Will and Estate Disputes
In most cases where a person makes a will, their wishes are carried out without question. However, will and estate disputes are increasing as a number of disappointed beneficiaries are now challenging wills for a number of reasons. As we are an ageing population it is sometimes alleged that the person making the will (the testator) lacked what is known as testamentary capacity. This means the testator did not have the necessary clearness of thought to make the will. There is an established test in the case of Banks vs Goodfellow, 1870, which has been reviewed by numerous Judges over the years and is still considered to be correct.
If the testator is found to lack the capacity the will is invalid and the previous will, if there is one, is used. This is particularly relevant if close relatives of a testator are included in a will, such as children, but their sibling is not without any explanation. We can help you establish whether there is any evidence of lack of capacity possibly by use of the Law Society Guidance following the case of Larke vs Nugus.
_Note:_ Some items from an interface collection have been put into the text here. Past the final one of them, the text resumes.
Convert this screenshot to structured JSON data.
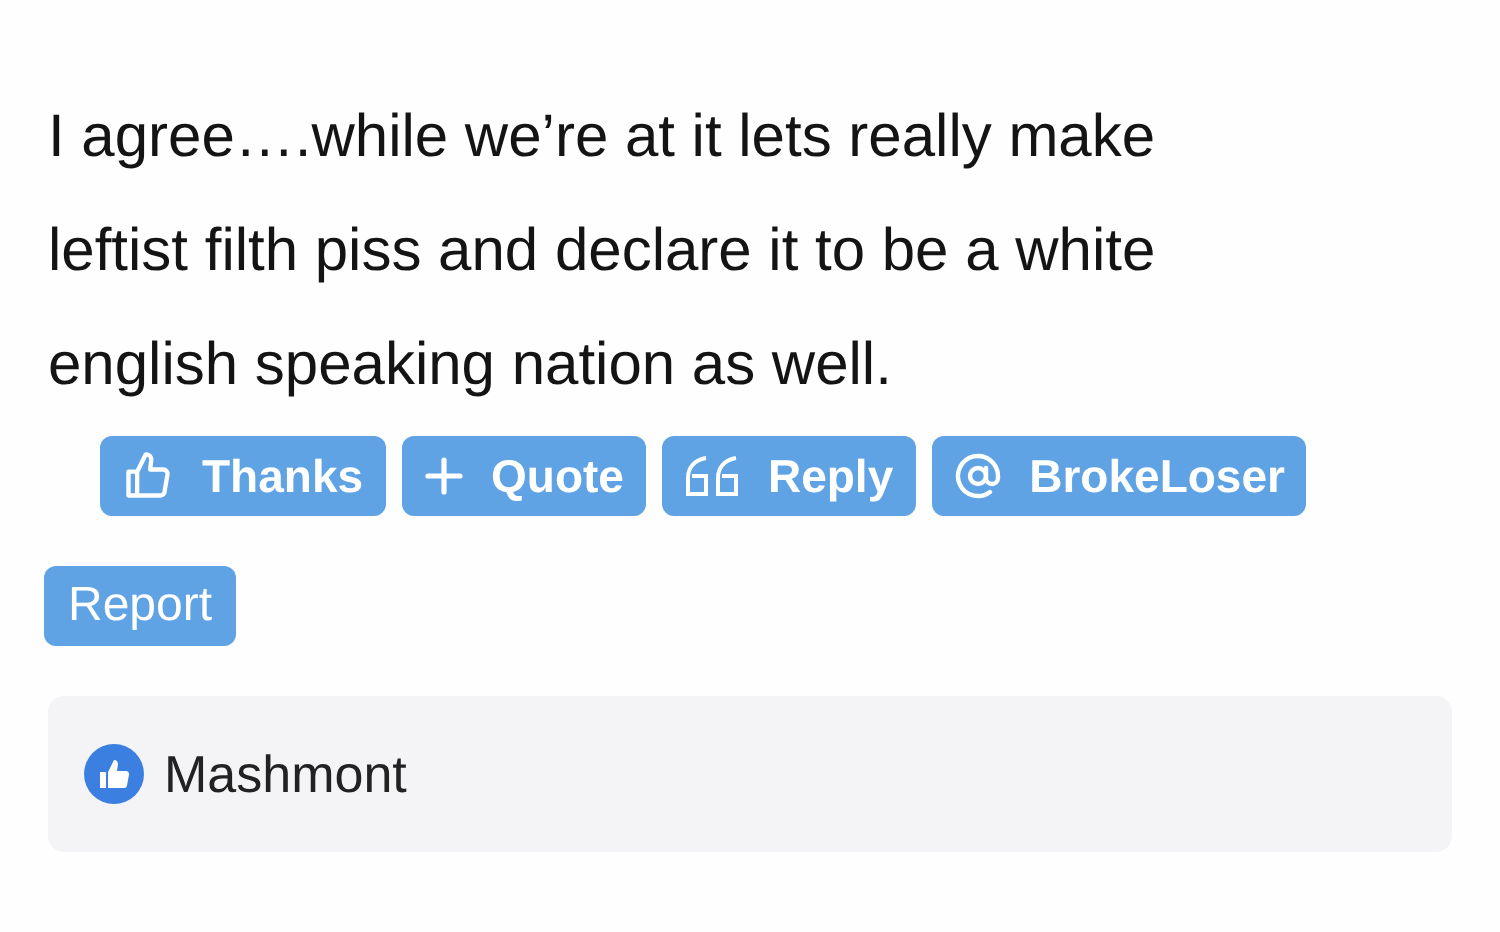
{
  "post": {
    "body": "I agree….while we’re at it lets really make leftist filth piss and declare it to be a white english speaking nation as well."
  },
  "actions": [
    {
      "label": "Thanks",
      "kind": "thumbs"
    },
    {
      "label": "Quote",
      "kind": "plus"
    },
    {
      "label": "Reply",
      "kind": "quote"
    },
    {
      "label": "BrokeLoser",
      "kind": "mention"
    },
    {
      "label": "Report",
      "kind": "plain"
    }
  ],
  "reactions": {
    "users": [
      "Mashmont"
    ]
  }
}
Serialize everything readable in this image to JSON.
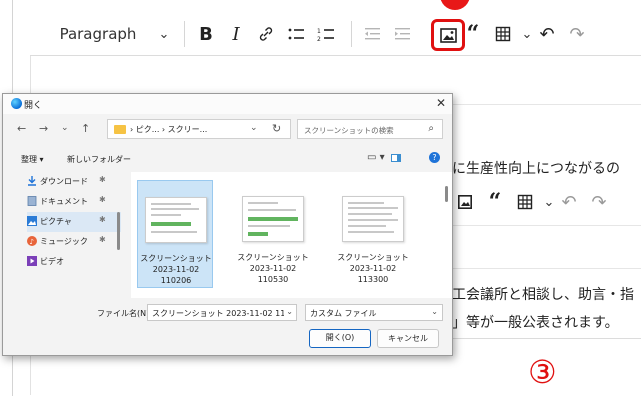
{
  "editor": {
    "paragraph_label": "Paragraph",
    "toolbar_icons": [
      "bold-icon",
      "italic-icon",
      "link-icon",
      "bulleted-list-icon",
      "numbered-list-icon",
      "outdent-icon",
      "indent-icon",
      "insert-image-icon",
      "blockquote-icon",
      "table-icon",
      "undo-icon",
      "redo-icon"
    ],
    "bg_text1": "に生産性向上につながるの",
    "bg_text2": "工会議所と相談し、助言・指",
    "bg_text3": "」等が一般公表されます。",
    "marker_label": "③",
    "highlight_color": "#e01010"
  },
  "dialog": {
    "title": "開く",
    "address_crumbs": "› ピク... › スクリー...",
    "search_placeholder": "スクリーンショットの検索",
    "organize_label": "整理 ▾",
    "new_folder_label": "新しいフォルダー",
    "nav_items": [
      {
        "label": "ダウンロード",
        "icon": "download-icon"
      },
      {
        "label": "ドキュメント",
        "icon": "document-icon"
      },
      {
        "label": "ピクチャ",
        "icon": "pictures-icon"
      },
      {
        "label": "ミュージック",
        "icon": "music-icon"
      },
      {
        "label": "ビデオ",
        "icon": "video-icon"
      }
    ],
    "files": [
      {
        "line1": "スクリーンショット",
        "line2": "2023-11-02",
        "line3": "110206"
      },
      {
        "line1": "スクリーンショット",
        "line2": "2023-11-02",
        "line3": "110530"
      },
      {
        "line1": "スクリーンショット",
        "line2": "2023-11-02",
        "line3": "113300"
      }
    ],
    "filename_label": "ファイル名(N):",
    "filename_value": "スクリーンショット 2023-11-02 11020",
    "filetype_value": "カスタム ファイル",
    "open_button": "開く(O)",
    "cancel_button": "キャンセル"
  }
}
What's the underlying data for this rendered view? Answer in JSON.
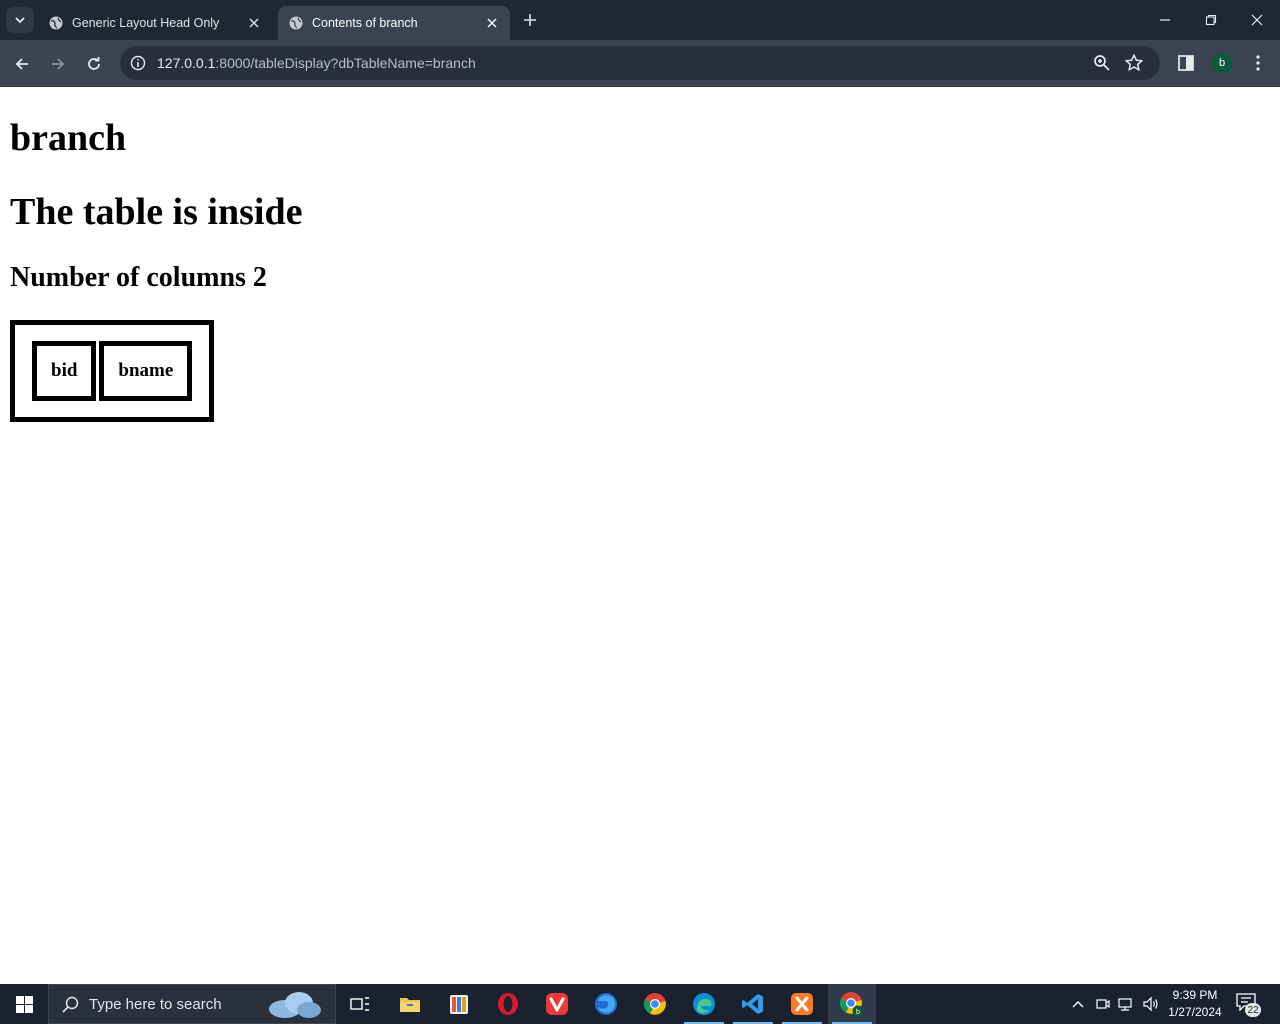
{
  "browser": {
    "tabs": [
      {
        "title": "Generic Layout Head Only",
        "active": false
      },
      {
        "title": "Contents of branch",
        "active": true
      }
    ],
    "url_host": "127.0.0.1",
    "url_rest": ":8000/tableDisplay?dbTableName=branch",
    "profile_initial": "b"
  },
  "page": {
    "heading_table_name": "branch",
    "heading_inside": "The table is inside",
    "heading_columns": "Number of columns 2",
    "table_columns": [
      "bid",
      "bname"
    ]
  },
  "taskbar": {
    "search_placeholder": "Type here to search",
    "time": "9:39 PM",
    "date": "1/27/2024",
    "notification_count": "22",
    "apps": [
      "task-view",
      "file-explorer",
      "app-generic",
      "opera",
      "vivaldi",
      "firefox",
      "chrome",
      "edge",
      "vscode",
      "xampp",
      "chrome-profile"
    ]
  },
  "colors": {
    "tabstrip_bg": "#1f2733",
    "toolbar_bg": "#3b4351",
    "taskbar_bg": "#1a2230"
  }
}
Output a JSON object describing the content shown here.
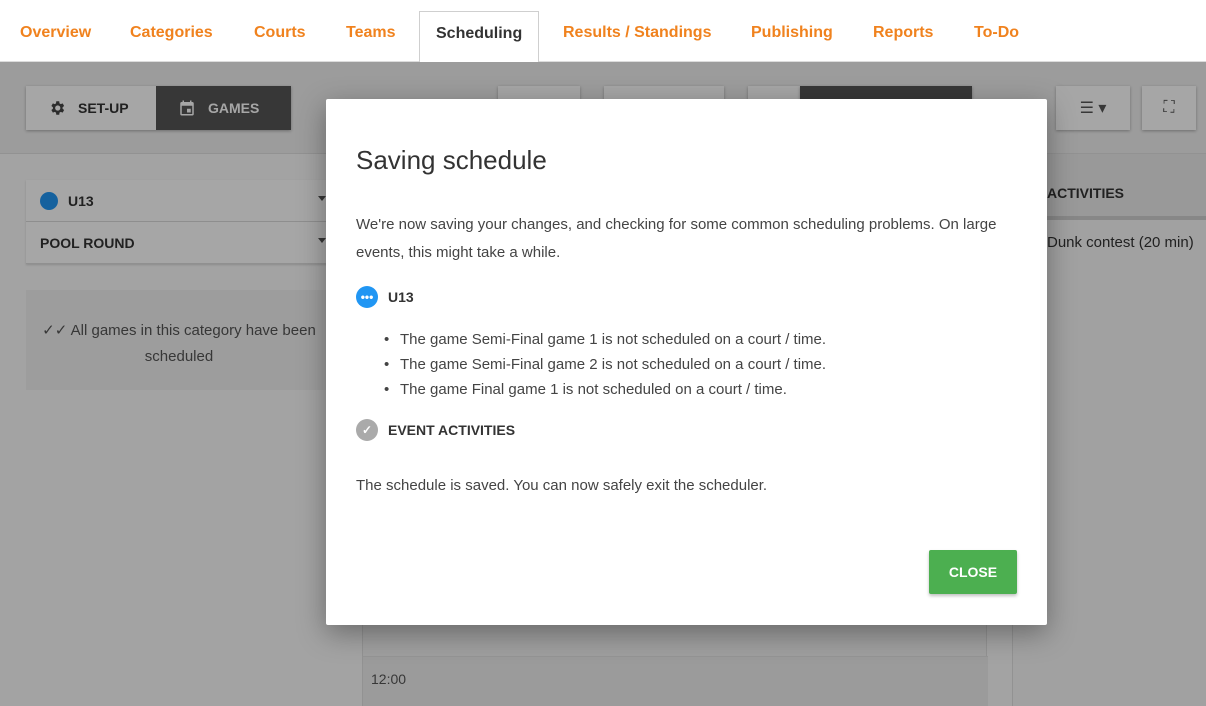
{
  "tabs": [
    {
      "label": "Overview"
    },
    {
      "label": "Categories"
    },
    {
      "label": "Courts"
    },
    {
      "label": "Teams"
    },
    {
      "label": "Scheduling"
    },
    {
      "label": "Results / Standings"
    },
    {
      "label": "Publishing"
    },
    {
      "label": "Reports"
    },
    {
      "label": "To-Do"
    }
  ],
  "active_tab": "Scheduling",
  "toolbar": {
    "setup_label": "SET-UP",
    "games_label": "GAMES"
  },
  "left_panel": {
    "category": "U13",
    "round": "POOL ROUND",
    "scheduled_msg": "All games in this category have been scheduled"
  },
  "activities": {
    "header": "ACTIVITIES",
    "item": "Dunk contest (20 min)"
  },
  "grid": {
    "time": "12:00"
  },
  "modal": {
    "title": "Saving schedule",
    "intro": "We're now saving your changes, and checking for some common scheduling problems. On large events, this might take a while.",
    "categories": [
      {
        "name": "U13",
        "status": "in-progress",
        "issues": [
          "The game Semi-Final game 1 is not scheduled on a court / time.",
          "The game Semi-Final game 2 is not scheduled on a court / time.",
          "The game Final game 1 is not scheduled on a court / time."
        ]
      },
      {
        "name": "EVENT ACTIVITIES",
        "status": "done"
      }
    ],
    "saved_msg": "The schedule is saved. You can now safely exit the scheduler.",
    "close_label": "CLOSE"
  },
  "colors": {
    "tab_accent": "#f0821e",
    "close_button": "#4caf50",
    "category_dot": "#2196f3"
  }
}
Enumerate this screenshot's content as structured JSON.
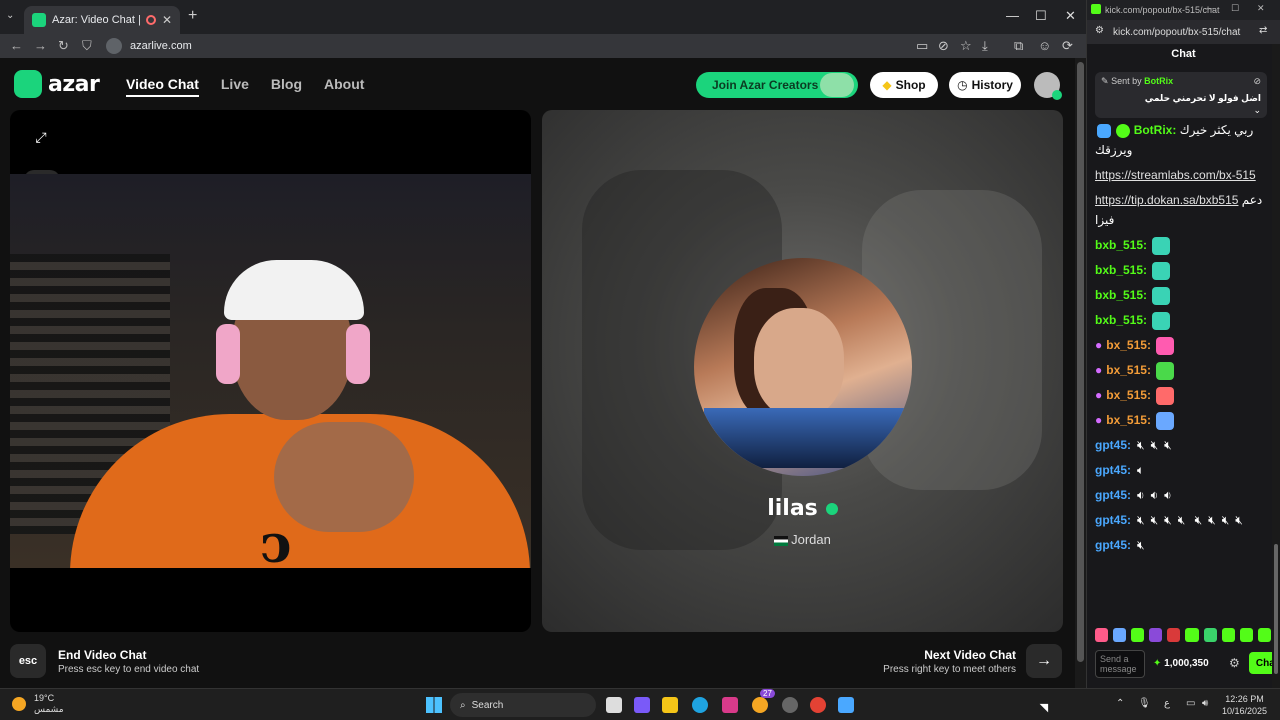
{
  "browser": {
    "tab_title": "Azar: Video Chat | Alternati",
    "url": "azarlive.com"
  },
  "azar": {
    "logo_text": "azar",
    "nav": [
      "Video Chat",
      "Live",
      "Blog",
      "About"
    ],
    "join_label": "Join Azar Creators",
    "shop_label": "Shop",
    "history_label": "History",
    "partner": {
      "name": "lilas",
      "country": "Jordan"
    },
    "footer": {
      "esc_key": "esc",
      "end_title": "End Video Chat",
      "end_sub": "Press esc key to end video chat",
      "next_title": "Next Video Chat",
      "next_sub": "Press right key to meet others"
    }
  },
  "chat": {
    "window_url": "kick.com/popout/bx-515/chat",
    "page_url": "kick.com/popout/bx-515/chat",
    "header": "Chat",
    "pinned_by_prefix": "Sent by",
    "pinned_by_user": "BotRix",
    "pinned_message": "اضل فولو لا تحرمني حلمي",
    "messages": [
      {
        "user": "BotRix",
        "text": "ربي يكثر خيرك ويرزقك"
      },
      {
        "user": "",
        "link": "https://streamlabs.com/bx-515"
      },
      {
        "user": "",
        "link": "https://tip.dokan.sa/bxb515",
        "suffix": "دعم فيزا"
      },
      {
        "user": "bxb_515"
      },
      {
        "user": "bxb_515"
      },
      {
        "user": "bxb_515"
      },
      {
        "user": "bxb_515"
      },
      {
        "user": "bx_515"
      },
      {
        "user": "bx_515"
      },
      {
        "user": "bx_515"
      },
      {
        "user": "bx_515"
      },
      {
        "user": "gpt45"
      },
      {
        "user": "gpt45"
      },
      {
        "user": "gpt45"
      },
      {
        "user": "gpt45"
      },
      {
        "user": "gpt45"
      }
    ],
    "input_placeholder": "Send a message",
    "points": "1,000,350",
    "send_label": "Chat"
  },
  "taskbar": {
    "temperature": "19°C",
    "weather_desc": "مشمس",
    "search_label": "Search",
    "badge_count": "27",
    "time": "12:26 PM",
    "date": "10/16/2025",
    "lang": "ع"
  },
  "colors": {
    "azar_green": "#1bd47c",
    "kick_green": "#53fc18",
    "shirt_orange": "#e06a1a"
  }
}
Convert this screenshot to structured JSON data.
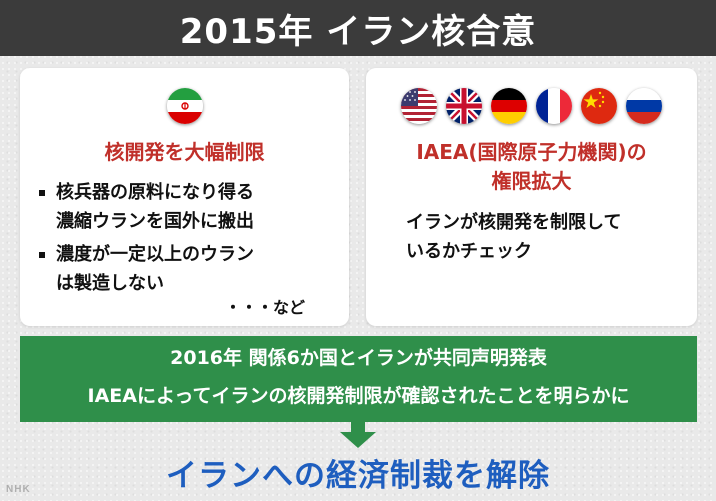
{
  "title": "2015年 イラン核合意",
  "left_card": {
    "flag_icons": [
      "iran-flag-icon"
    ],
    "heading": "核開発を大幅制限",
    "bullets": [
      {
        "line1": "核兵器の原料になり得る",
        "line2": "濃縮ウランを国外に搬出"
      },
      {
        "line1": "濃度が一定以上のウラン",
        "line2": "は製造しない"
      }
    ],
    "etc": "・・・など"
  },
  "right_card": {
    "flag_icons": [
      "usa-flag-icon",
      "uk-flag-icon",
      "germany-flag-icon",
      "france-flag-icon",
      "china-flag-icon",
      "russia-flag-icon"
    ],
    "heading_line1": "IAEA(国際原子力機関)の",
    "heading_line2": "権限拡大",
    "body_line1": "イランが核開発を制限して",
    "body_line2": "いるかチェック"
  },
  "green_box": {
    "line1": "2016年 関係6か国とイランが共同声明発表",
    "line2": "IAEAによってイランの核開発制限が確認されたことを明らかに"
  },
  "result": "イランへの経済制裁を解除",
  "watermark": "NHK",
  "colors": {
    "title_bar": "#3b3b3b",
    "heading_red": "#c0302a",
    "green_box": "#2f8f4a",
    "result_blue": "#1e5ebf"
  }
}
Another possible scenario is if someone is promised the benefit of another’s estate and invests themselves into a venture at their detriment to the testator’s advantage and then doesn’t receive the benefit promised. This is what happened in the recent high profile case of Illot v Mitson, 2015.
Certain types of relatives can also bring claims against the estate if they believe they should have been provided for in the will. Such claims are brought under the Inheritance (Provision for Family and Dependants) Act, 1975. This could include a child left out of a parent’s will for no apparent reason or where there is no allegation of a lack of capacity.
In any of the above situations our ACTAPS (Association of Contentious Trust and Probate Specialists) trained solicitors, Neil John and Janet Lane, can help whether you are bringing the claim or being claimed against. As our solicitors have received specialist training in will and estate disputes, we can help you get to the right answer and preserve the value in the estate by minimising unnecessary costs from being incurred.
We can see you at any of our offices so in the first instance call the specialists, call Fraser Dawbarns LLP.